Hoops should be a maximum of 900mm apart
Hoops should not exceed 1500mm apart with uprights not more than 300mm apart
The width between the strings should be between 300mm (400mm preferred) and 600mm
Handrails should open out to between 600mm and 700mm above the landing
Rungs must withstand 1.5kN and have a diameter of 20-35mm
The top rung should be level with the platform
Rise between rungs should be 225mm to 300mm
A minimum of 200mm clear space should be behind each rung
According to research carried out by Fields in Trust, parks and green spaces across the UK provide people with over £34 billion of health and wellbeing benefits.
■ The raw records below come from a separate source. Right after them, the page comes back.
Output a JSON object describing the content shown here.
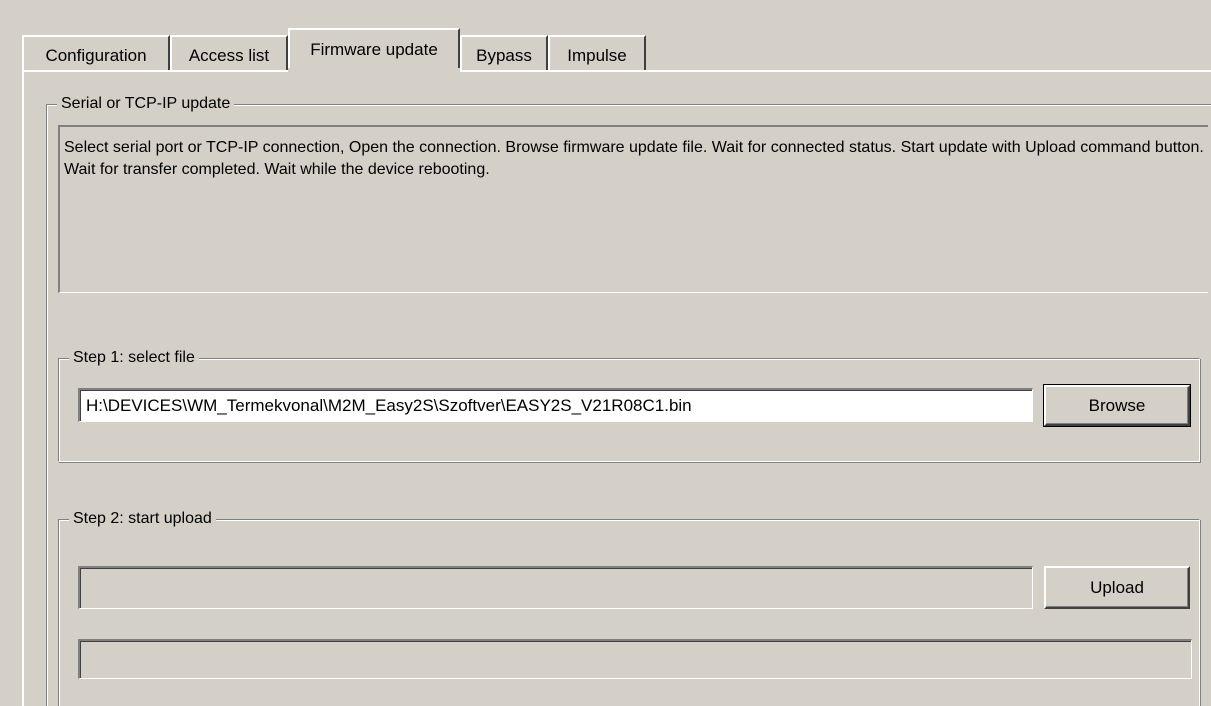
{
  "tabs": [
    {
      "label": "Configuration",
      "active": false
    },
    {
      "label": "Access list",
      "active": false
    },
    {
      "label": "Firmware update",
      "active": true
    },
    {
      "label": "Bypass",
      "active": false
    },
    {
      "label": "Impulse",
      "active": false
    }
  ],
  "serial_group": {
    "title": "Serial or TCP-IP update",
    "description": "Select serial port or TCP-IP connection,  Open the connection. Browse firmware update file. Wait for connected status. Start update with Upload command button. Wait for transfer completed. Wait while the device rebooting."
  },
  "step1": {
    "title": "Step 1: select file",
    "file_path": "H:\\DEVICES\\WM_Termekvonal\\M2M_Easy2S\\Szoftver\\EASY2S_V21R08C1.bin",
    "browse_label": "Browse"
  },
  "step2": {
    "title": "Step 2: start upload",
    "status_value": "",
    "upload_label": "Upload",
    "progress": 0
  }
}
The Government, Local Councils, Charities and businesses across many sectors are increasingly investing into park areas and public green spaces.
Popular investments include a wide range of events, including park runs and other sporting meet-ups, local fairs, agricultural shows, festivals and cultural occasions and music concerts.
Powering such events can sometimes be problematic with traditional power sources, for example stand-alone petrol generators. These devices pose various hazards to nearby pedestrians in the form of electrocution and tripping potential (with trailing wires).
Pop Up Power Supplies® manufacture and supply a range of pop up electric sockets which are ideal for powering kiosks and stalls in parks and green spaces. Our Pop Up Power Units and In Ground Power Units provide a sensitive source of electricity for outdoor events, have minimal impact on the nearby surrounds and importantly are incredibly safe for nearby pedestrians.
The main benefit of our Retractable Telescopic Feeder Pillars is their discreet nature. The Pop Up Power Units can be easily raised and lowered by event organisers to provide electrical outlets.
VitrA, one of the UK’s fastest growing bathroom brands, has launched a striking, intuitive, and multi-functional website designed for all.
The newly launched interactive website from VitrA makes it easy for all customers, from homeowners to architects and retailers, to choose a perfect bathroom. The new website offers intuitive navigation, beautiful imagery and enhanced product browsing through a seamless user experience. Many new features help visitors throughout their bathroom planning journey.
With VitrA Pro, users can create a personal profile and store favourite products in one place. There is also the ability to create projects to group and explore products together and the option to download all the product information in one go or save for a later date.
For the undecided or those at the beginning of their journey who need a little more inspiration, the inspirational ideas section has lots of trend ideas and style solutions, such as how to style a small bathroom, or how to incorporate smart technology. There is also an exciting blog filled with recent news, designer interviews, latest trends and case studies.
“We have put an enormous amount of effort and resource into this new VitrA site,” says Margaret Talbot, marketing manager for VitrA in the UK, “We are delighted with the result.
Manchester Airport has celebrated the completion of the first major phase of its £1bn transformation programme.
Passengers flying out of the UK’s third largest airport were welcomed onto a new pier, which connects to Terminal 2, for the first time last week.
Construction of the 216m long structure commenced on site in July 2017 with the build completed in late January 2019. The facility was then trialled before transitioning into operation on 1 April.
The Pier which provides 11 jetty served “contact” stands has more than 1400 seats in a fully glazed upper departures level offering panoramic views of the airfield. A separate, segregated arrivals level provides passengers with a travellator-assisted walking route to the main terminal arrivals facilities.
It will be used by all airlines currently operating out of T2 and was constructed from 14,000 steel pieces, 47,184 bolts and painted with 2,600 litres of paint.
In preparation for the pier, the apron was extended by 49,000sqm to accommodate new aircraft parking stands, along with the construction of a new taxiway and associated infrastructure and services.
The opening marks the next phase of the airport’s multi-phased transformation programme that will see Terminal 2 become the focal point of its operations.